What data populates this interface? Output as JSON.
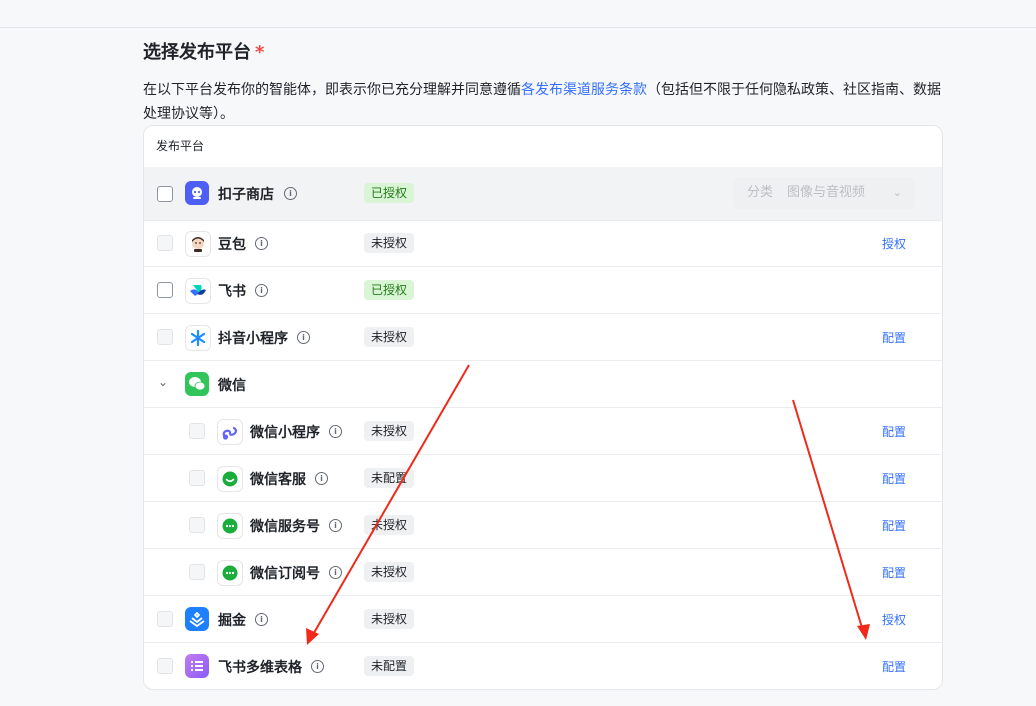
{
  "header": {
    "title": "选择发布平台",
    "required_mark": "*",
    "desc_before": "在以下平台发布你的智能体，即表示你已充分理解并同意遵循",
    "desc_link": "各发布渠道服务条款",
    "desc_after": "（包括但不限于任何隐私政策、社区指南、数据处理协议等）。"
  },
  "table": {
    "header": "发布平台",
    "rows": [
      {
        "name": "扣子商店",
        "status": "已授权",
        "status_type": "ok",
        "action": "",
        "checkbox": "active",
        "icon": "coze-store-icon",
        "category": {
          "label": "分类",
          "value": "图像与音视频"
        }
      },
      {
        "name": "豆包",
        "status": "未授权",
        "status_type": "no",
        "action": "授权",
        "checkbox": "disabled",
        "icon": "doubao-icon"
      },
      {
        "name": "飞书",
        "status": "已授权",
        "status_type": "ok",
        "action": "",
        "checkbox": "active",
        "icon": "feishu-icon"
      },
      {
        "name": "抖音小程序",
        "status": "未授权",
        "status_type": "no",
        "action": "配置",
        "checkbox": "disabled",
        "icon": "douyin-miniapp-icon"
      },
      {
        "name": "微信",
        "group": true,
        "icon": "wechat-icon"
      },
      {
        "name": "微信小程序",
        "status": "未授权",
        "status_type": "no",
        "action": "配置",
        "checkbox": "disabled",
        "icon": "wechat-miniprogram-icon",
        "child": true
      },
      {
        "name": "微信客服",
        "status": "未配置",
        "status_type": "no",
        "action": "配置",
        "checkbox": "disabled",
        "icon": "wechat-customer-service-icon",
        "child": true
      },
      {
        "name": "微信服务号",
        "status": "未授权",
        "status_type": "no",
        "action": "配置",
        "checkbox": "disabled",
        "icon": "wechat-service-account-icon",
        "child": true
      },
      {
        "name": "微信订阅号",
        "status": "未授权",
        "status_type": "no",
        "action": "配置",
        "checkbox": "disabled",
        "icon": "wechat-subscription-icon",
        "child": true
      },
      {
        "name": "掘金",
        "status": "未授权",
        "status_type": "no",
        "action": "授权",
        "checkbox": "disabled",
        "icon": "juejin-icon"
      },
      {
        "name": "飞书多维表格",
        "status": "未配置",
        "status_type": "no",
        "action": "配置",
        "checkbox": "disabled",
        "icon": "feishu-bitable-icon"
      }
    ]
  },
  "colors": {
    "accent": "#3370ff",
    "annotation_arrow": "#f02a1a",
    "authorized_bg": "#d9f5d6",
    "authorized_text": "#237b19"
  }
}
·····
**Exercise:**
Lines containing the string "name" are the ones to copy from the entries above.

**Answer to this task:**
        "name": "扣子商店",
        "name": "豆包",
        "name": "飞书",
        "name": "抖音小程序",
        "name": "微信",
        "name": "微信小程序",
        "name": "微信客服",
        "name": "微信服务号",
        "name": "微信订阅号",
        "name": "掘金",
        "name": "飞书多维表格",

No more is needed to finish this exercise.